You will find a comfortable space that is free of distractions.
You should create a space where you feel safe and secure. You should remove any distractions or items. You can cover your phone with a blanket if you don’t need it near you.
Feel what you are feeling
It is worth spending some time at the beginning of your practice to observe how you feel right now. You might be noticing thoughts, feelings, or sensations in your body. It is important to pay attention to any discomforts or pains in your body during your practice.
Be free from any expectations.
You can be fully present by letting go of any expectations and agendas for your practice. This allows us to allow our practice to unfold as it should. If you don’t reach the desired place, it can be a sign that you have set unrealistic expectations.
It would help if you focused on your practice, not the others.

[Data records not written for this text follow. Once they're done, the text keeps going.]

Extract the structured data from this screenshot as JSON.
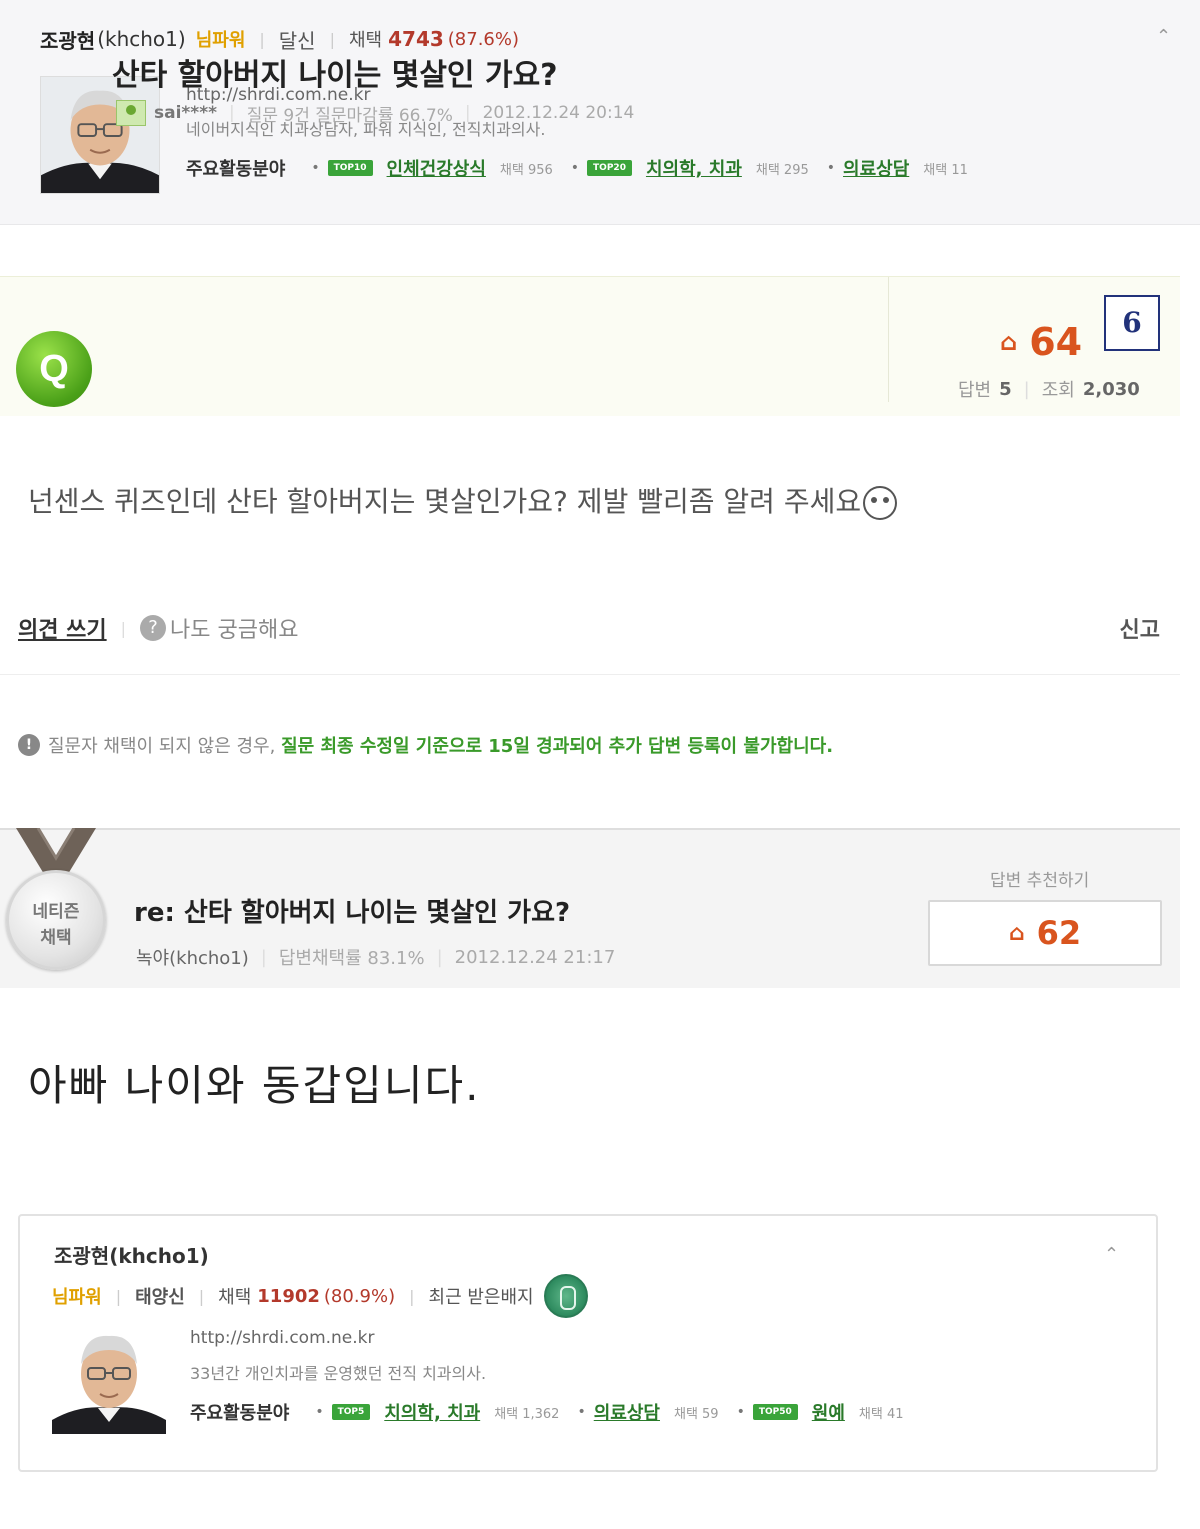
{
  "top_profile": {
    "name": "조광현",
    "user_id": "(khcho1)",
    "grade": "님파워",
    "title": "달신",
    "adopt_label": "채택",
    "adopt_count": "4743",
    "adopt_pct": "(87.6%)",
    "url": "http://shrdi.com.ne.kr",
    "description": "네이버지식인 치과상담자, 파워 지식인, 전직치과의사.",
    "fields_label": "주요활동분야",
    "fields": [
      {
        "badge": "TOP10",
        "name": "인체건강상식",
        "count": "채택 956"
      },
      {
        "badge": "TOP20",
        "name": "치의학, 치과",
        "count": "채택 295"
      },
      {
        "badge": "",
        "name": "의료상담",
        "count": "채택 11"
      }
    ]
  },
  "question": {
    "icon_letter": "Q",
    "title": "산타 할아버지 나이는 몇살인 가요?",
    "user": "sai****",
    "stats": "질문 9건 질문마감률 66.7%",
    "date": "2012.12.24 20:14",
    "number_box": "6",
    "likes": "64",
    "answers_label": "답변",
    "answers": "5",
    "views_label": "조회",
    "views": "2,030",
    "body": "넌센스 퀴즈인데 산타 할아버지는 몇살인가요? 제발 빨리좀 알려 주세요"
  },
  "actions": {
    "write": "의견 쓰기",
    "curious": "나도 궁금해요",
    "report": "신고"
  },
  "notice": {
    "text_gray": "질문자 채택이 되지 않은 경우,",
    "text_green": "질문 최종 수정일 기준으로 15일 경과되어 추가 답변 등록이 불가합니다."
  },
  "answer": {
    "medal_line1": "네티즌",
    "medal_line2": "채택",
    "title": "re: 산타 할아버지 나이는 몇살인 가요?",
    "user": "녹야(khcho1)",
    "stats": "답변채택률 83.1%",
    "date": "2012.12.24 21:17",
    "recommend_label": "답변 추천하기",
    "likes": "62",
    "body": "아빠 나이와 동갑입니다."
  },
  "bottom_profile": {
    "name": "조광현(khcho1)",
    "grade": "님파워",
    "title": "태양신",
    "adopt_label": "채택",
    "adopt_count": "11902",
    "adopt_pct": "(80.9%)",
    "badge_label": "최근 받은배지",
    "url": "http://shrdi.com.ne.kr",
    "description": "33년간 개인치과를 운영했던 전직 치과의사.",
    "fields_label": "주요활동분야",
    "fields": [
      {
        "badge": "TOP5",
        "name": "치의학, 치과",
        "count": "채택 1,362"
      },
      {
        "badge": "",
        "name": "의료상담",
        "count": "채택 59"
      },
      {
        "badge": "TOP50",
        "name": "원예",
        "count": "채택 41"
      }
    ]
  },
  "colors": {
    "accent_green": "#3a9a2a",
    "like_orange": "#d9541e",
    "adopt_red": "#b3392b",
    "grade_yellow": "#e0a000"
  }
}
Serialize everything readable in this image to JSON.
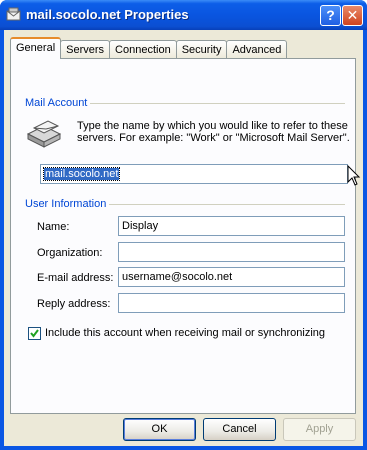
{
  "window": {
    "title": "mail.socolo.net Properties",
    "help_glyph": "?",
    "close_glyph": "✕"
  },
  "tabs": [
    {
      "label": "General",
      "active": true
    },
    {
      "label": "Servers",
      "active": false
    },
    {
      "label": "Connection",
      "active": false
    },
    {
      "label": "Security",
      "active": false
    },
    {
      "label": "Advanced",
      "active": false
    }
  ],
  "mail_account": {
    "group_label": "Mail Account",
    "description": "Type the name by which you would like to refer to these servers.  For example: \"Work\" or \"Microsoft Mail Server\".",
    "account_name": "mail.socolo.net"
  },
  "user_information": {
    "group_label": "User Information",
    "name_label": "Name:",
    "name_value": "Display",
    "organization_label": "Organization:",
    "organization_value": "",
    "email_label": "E-mail address:",
    "email_value": "username@socolo.net",
    "reply_label": "Reply address:",
    "reply_value": ""
  },
  "include_account": {
    "label": "Include this account when receiving mail or synchronizing",
    "checked": true
  },
  "buttons": {
    "ok": "OK",
    "cancel": "Cancel",
    "apply": "Apply"
  },
  "icons": [
    "mail-account-icon",
    "help-icon",
    "close-icon",
    "mouse-pointer-icon",
    "checkmark-icon"
  ]
}
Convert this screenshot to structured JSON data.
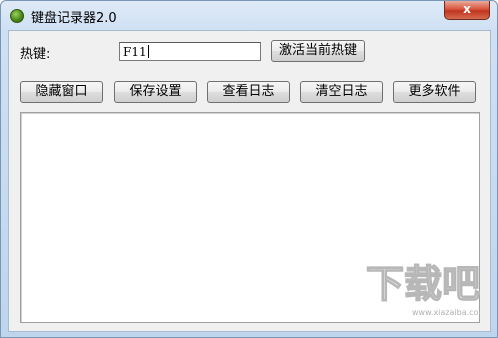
{
  "window": {
    "title": "键盘记录器2.0",
    "close_label": "x"
  },
  "hotkey": {
    "label": "热键:",
    "value": "F11",
    "activate_label": "激活当前热键"
  },
  "toolbar": {
    "hide_window_label": "隐藏窗口",
    "save_settings_label": "保存设置",
    "view_log_label": "查看日志",
    "clear_log_label": "清空日志",
    "more_software_label": "更多软件"
  },
  "log": {
    "content": ""
  },
  "watermark": {
    "text": "下载吧",
    "url": "www.xiazaiba.com"
  }
}
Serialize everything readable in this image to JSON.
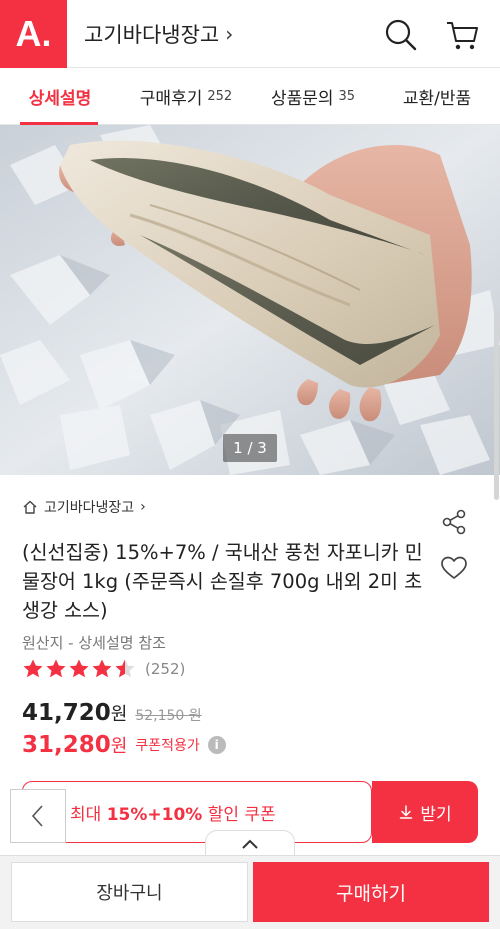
{
  "header": {
    "logo": "A.",
    "store_title": "고기바다냉장고",
    "title_chevron": "›",
    "search_icon": "search-icon",
    "cart_icon": "cart-icon"
  },
  "tabs": [
    {
      "label": "상세설명",
      "count": "",
      "active": true
    },
    {
      "label": "구매후기",
      "count": "252",
      "active": false
    },
    {
      "label": "상품문의",
      "count": "35",
      "active": false
    },
    {
      "label": "교환/반품",
      "count": "",
      "active": false
    }
  ],
  "gallery": {
    "pager": "1 / 3"
  },
  "product": {
    "breadcrumb": "고기바다냉장고",
    "breadcrumb_chevron": "›",
    "title": "(신선집중) 15%+7% / 국내산 풍천 자포니카 민물장어 1kg (주문즉시 손질후 700g 내외 2미 초생강 소스)",
    "origin": "원산지 - 상세설명 참조",
    "rating": 4.5,
    "rating_max": 5,
    "review_count": "(252)",
    "price": "41,720",
    "price_unit": "원",
    "original_price": "52,150 원",
    "coupon_price": "31,280",
    "coupon_unit": "원",
    "coupon_label": "쿠폰적용가",
    "info_icon_glyph": "i"
  },
  "coupon_bar": {
    "text_prefix": "최대 ",
    "text_bold": "15%+10%",
    "text_suffix": " 할인 쿠폰",
    "download_label": "받기"
  },
  "bottom": {
    "cart_label": "장바구니",
    "buy_label": "구매하기"
  },
  "colors": {
    "brand": "#f43142",
    "text": "#222222",
    "muted": "#888888"
  }
}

When practising in a class, focusing on the people around us can be difficult. This is especially true when advanced students are involved in their practice. However, this does not mean that you should abandon your practice. It is important to be present in your body and mind, no matter the world around you.
Pay attention to how you feel throughout the day.
You can take time to observe when your emotions are taking over during your practice. As you can see in the Warrior II (Virabhadrasana II) example, frustration or anger can overtake you because your arms are aching. Your feelings can trigger these negative emotions, and you should instead tap into your experience and breathe.
It’s okay to modify or restrain.
As a teacher, students must be able to take breaks and modify their practice as needed. It can be very beneficial to push mentally and physically, but there may be times when rest is necessary. Rest can look different for each person. It might be as simple as a child’s position, knees to chest, or lying down in a corpse posture. If you feel the need for rest, it is important to take the time to understand exactly what kind of rest you are looking for.
Don’t skip relaxation.
The time spent in savasana is an important part of any yoga practice. You might feel like you have to do something else during your practice or don’t have the time. It is important to allow your body and mind to relax completely. This allows us to tap into our practice and reap the benefits. It also sets the tone for our experience off the mat.
Benefits of mindful yoga
Awareness is the most fundamental element of mindful living. Yoga can help us become more aware of ourselves on and off the mat. When you pay attention to your body and mind, you’ll start to notice the moments in your practice. You can adjust your practice to suit your own needs right now by practising self-awareness.
Your relationship with yourself will be strengthened.
Mindfulness yoga helps us connect with ourselves on a deeper level. It helps us be more conscious of our feelings and needs and practice loving kindness. We can show compassion and kindness by adapting our practice to reflect our feelings. This can help you have a closer relationship with yourself on and off the yoga mat. Yoga is a wonderful practice that allows us to modify at any stage and pose based on our current state.
It will become a way to live.
As we practice Mindfulness on the mat, we’ll notice how it ripples into our everyday lives. You may notice that little things that used to frustrate you no more bother you. You might be experiencing stress at work. However, you may find that if you take a moment to pay attention to your breath, you can find a moment to calm down. It is easier to be mindful of the sensations we feel on the mat when we become familiar with them.